* TASK DIRECTIONS
Check each line of the data, and copy those where "left" appears.

* DATASET EXTRACT

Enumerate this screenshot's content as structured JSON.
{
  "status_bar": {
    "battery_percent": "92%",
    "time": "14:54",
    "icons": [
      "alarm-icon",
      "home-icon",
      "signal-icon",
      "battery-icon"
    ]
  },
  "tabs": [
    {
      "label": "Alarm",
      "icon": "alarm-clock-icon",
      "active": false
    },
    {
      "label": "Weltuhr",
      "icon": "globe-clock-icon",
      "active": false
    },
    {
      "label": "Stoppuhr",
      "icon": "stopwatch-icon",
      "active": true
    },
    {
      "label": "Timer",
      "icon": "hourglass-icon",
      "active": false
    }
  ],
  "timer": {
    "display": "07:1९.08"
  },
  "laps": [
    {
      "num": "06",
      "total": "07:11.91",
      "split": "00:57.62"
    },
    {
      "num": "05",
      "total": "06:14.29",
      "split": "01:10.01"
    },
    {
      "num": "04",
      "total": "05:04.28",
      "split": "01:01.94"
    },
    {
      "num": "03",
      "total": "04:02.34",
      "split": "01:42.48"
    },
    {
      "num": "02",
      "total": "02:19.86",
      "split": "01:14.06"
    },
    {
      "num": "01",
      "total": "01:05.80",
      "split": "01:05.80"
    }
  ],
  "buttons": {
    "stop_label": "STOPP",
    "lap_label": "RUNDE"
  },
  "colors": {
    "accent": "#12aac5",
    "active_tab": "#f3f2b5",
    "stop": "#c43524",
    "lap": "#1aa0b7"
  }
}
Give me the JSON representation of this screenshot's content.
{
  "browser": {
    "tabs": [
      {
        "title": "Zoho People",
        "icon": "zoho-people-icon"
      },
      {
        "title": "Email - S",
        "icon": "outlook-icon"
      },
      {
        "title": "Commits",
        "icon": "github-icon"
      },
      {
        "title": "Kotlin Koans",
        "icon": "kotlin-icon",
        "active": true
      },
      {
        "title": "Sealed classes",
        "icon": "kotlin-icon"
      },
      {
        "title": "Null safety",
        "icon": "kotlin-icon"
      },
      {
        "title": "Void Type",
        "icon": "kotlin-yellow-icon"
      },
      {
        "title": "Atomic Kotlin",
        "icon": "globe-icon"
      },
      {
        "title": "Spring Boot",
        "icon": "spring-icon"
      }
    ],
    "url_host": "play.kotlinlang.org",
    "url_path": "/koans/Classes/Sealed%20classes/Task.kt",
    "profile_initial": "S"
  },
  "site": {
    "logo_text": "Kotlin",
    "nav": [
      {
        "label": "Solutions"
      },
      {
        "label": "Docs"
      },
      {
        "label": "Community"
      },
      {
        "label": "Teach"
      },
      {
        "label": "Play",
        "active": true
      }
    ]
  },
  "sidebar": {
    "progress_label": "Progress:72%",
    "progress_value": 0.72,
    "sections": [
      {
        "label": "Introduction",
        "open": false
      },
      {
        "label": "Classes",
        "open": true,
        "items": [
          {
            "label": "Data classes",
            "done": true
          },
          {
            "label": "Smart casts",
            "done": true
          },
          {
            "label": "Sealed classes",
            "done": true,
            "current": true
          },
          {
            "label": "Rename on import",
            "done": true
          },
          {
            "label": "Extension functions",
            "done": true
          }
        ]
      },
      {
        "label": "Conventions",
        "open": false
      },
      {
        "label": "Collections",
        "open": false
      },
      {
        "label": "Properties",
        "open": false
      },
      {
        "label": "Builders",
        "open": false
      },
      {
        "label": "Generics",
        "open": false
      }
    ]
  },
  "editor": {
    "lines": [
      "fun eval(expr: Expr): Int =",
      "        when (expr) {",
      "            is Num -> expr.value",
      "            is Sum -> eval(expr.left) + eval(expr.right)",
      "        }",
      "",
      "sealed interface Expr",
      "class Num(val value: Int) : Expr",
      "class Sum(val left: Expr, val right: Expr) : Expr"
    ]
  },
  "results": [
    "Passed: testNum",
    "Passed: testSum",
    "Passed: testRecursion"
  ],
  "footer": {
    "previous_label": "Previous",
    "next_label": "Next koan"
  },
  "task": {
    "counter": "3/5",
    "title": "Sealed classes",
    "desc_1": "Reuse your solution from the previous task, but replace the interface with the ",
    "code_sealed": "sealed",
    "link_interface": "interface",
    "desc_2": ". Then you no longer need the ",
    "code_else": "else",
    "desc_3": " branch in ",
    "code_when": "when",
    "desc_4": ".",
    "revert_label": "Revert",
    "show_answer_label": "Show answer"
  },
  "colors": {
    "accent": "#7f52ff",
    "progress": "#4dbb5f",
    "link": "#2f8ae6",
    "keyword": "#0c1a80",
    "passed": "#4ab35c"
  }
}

* YOUR SOLUTION
      "            is Sum -> eval(expr.left) + eval(expr.right)",
      "class Sum(val left: Expr, val right: Expr) : Expr"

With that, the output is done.